CENTENNIAL, Colo. - A doctor at the state mental health hospital in Pueblo said test results show the Aurora movie theater shooting gunman was not faking mental illness.
Neuropsychologist Rose Marie Manguso testified Tuesday that she administered 20 different tests on James Holmes on August 12-14, 2013.
Manguso was careful to point out that she did not focus on Holmes' mental state before or during the shooting - just his general background, his more recent status and current status.
The doctor said she met with the gunman for a total of 6 hours and 15 minutes.
"The first question is always 'Is the person faking? Are they feigning or malingering?'" Manguso said.
She conducted a series of "validity tests" designed to determine whether the patient is exaggerating or faking symptoms.
"He performed normally with no evidence of feigning or faking," Manguso stated.
"In your expert opinion, is there any reason this jury or anyone else should be concerned about whether Mr. Holmes was faking?" Public Defender Dan King asked.
"In this context, not at all, no," Manguso answered.
The gunman was taking risperdal during Manguso's testing. It is used to treat schizophrenia and symptoms of bipolar disorder. Being on anti-psychotics could make a significant impact on the results, Manguso confirmed.
The gunman was afraid his thoughts were being broadcast out loud and everyone could hear them, Manguso testified. He was also concerned he had a mission others wouldn't understand.
Manguso said she did not believe the gunman was exaggerating his symptoms.

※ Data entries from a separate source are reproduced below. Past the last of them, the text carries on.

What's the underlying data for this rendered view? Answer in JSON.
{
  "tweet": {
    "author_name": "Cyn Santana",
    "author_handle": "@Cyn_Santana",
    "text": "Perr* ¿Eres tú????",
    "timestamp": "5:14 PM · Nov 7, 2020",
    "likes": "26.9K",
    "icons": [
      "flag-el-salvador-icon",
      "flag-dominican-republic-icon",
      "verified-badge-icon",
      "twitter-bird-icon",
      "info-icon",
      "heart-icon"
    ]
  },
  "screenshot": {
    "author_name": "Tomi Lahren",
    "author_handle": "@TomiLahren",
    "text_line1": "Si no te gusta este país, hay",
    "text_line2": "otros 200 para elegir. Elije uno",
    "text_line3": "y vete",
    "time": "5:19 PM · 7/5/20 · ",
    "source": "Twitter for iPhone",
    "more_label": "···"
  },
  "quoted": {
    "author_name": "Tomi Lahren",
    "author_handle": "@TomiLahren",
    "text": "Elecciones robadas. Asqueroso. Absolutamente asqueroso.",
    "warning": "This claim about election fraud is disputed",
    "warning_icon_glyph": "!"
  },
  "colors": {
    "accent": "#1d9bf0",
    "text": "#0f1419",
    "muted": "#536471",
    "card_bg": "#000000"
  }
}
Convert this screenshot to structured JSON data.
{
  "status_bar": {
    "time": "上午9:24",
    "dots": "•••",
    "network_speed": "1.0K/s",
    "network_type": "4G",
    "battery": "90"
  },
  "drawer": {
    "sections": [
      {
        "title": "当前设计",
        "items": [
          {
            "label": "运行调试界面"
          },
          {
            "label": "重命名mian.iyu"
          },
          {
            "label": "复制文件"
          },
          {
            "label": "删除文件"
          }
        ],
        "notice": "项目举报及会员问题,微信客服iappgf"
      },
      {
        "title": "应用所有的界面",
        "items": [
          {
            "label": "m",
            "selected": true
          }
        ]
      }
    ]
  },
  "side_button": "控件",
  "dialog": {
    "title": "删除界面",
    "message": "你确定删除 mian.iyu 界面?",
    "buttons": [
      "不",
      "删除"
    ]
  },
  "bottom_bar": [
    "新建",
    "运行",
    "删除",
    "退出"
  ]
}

She stated at least twice that she felt the gunman "was holding back to some degree" and "underreporting some of his issues."
On cross-examination, Manguso answered District Attorney George Brauchler's questions confidently and clearly.
When asked if any of the tests could prove whether the gunman was sane at the time of the shooting, Manguso said curtly, "Of course not."
"You were asked to provide a snapshot in time of the defendant, limited really to just August 12-15 of 2013?" Brauchler asked.
"That is fair to say," she answered.
"You were not asked, nor are you capable, given the tests provided, of going back to July 19-20 - or even before then - of 2012?"
"I cannot do that," Manguso said.
"So you cannot tell us, based on these tests, whether the gunman had the capacity to form the intent to murder after deliberation - or to act knowingly, setting up all the bombs in his apartment - but there are some things here that suggest he had the intellectual capacity to do those things. Is that correct?"
"Yes, his intellect was sufficient for those kinds of activities," Manguso replied.
The gunman's IQ is 123 - considered a "superior intellect" but not a "genius," she added.
Holmes is accused of killing 12 people and injuring 70 others at the Century 16 Theater in Aurora on July 20, 2012. He has pleaded not guilty by reason of insanity.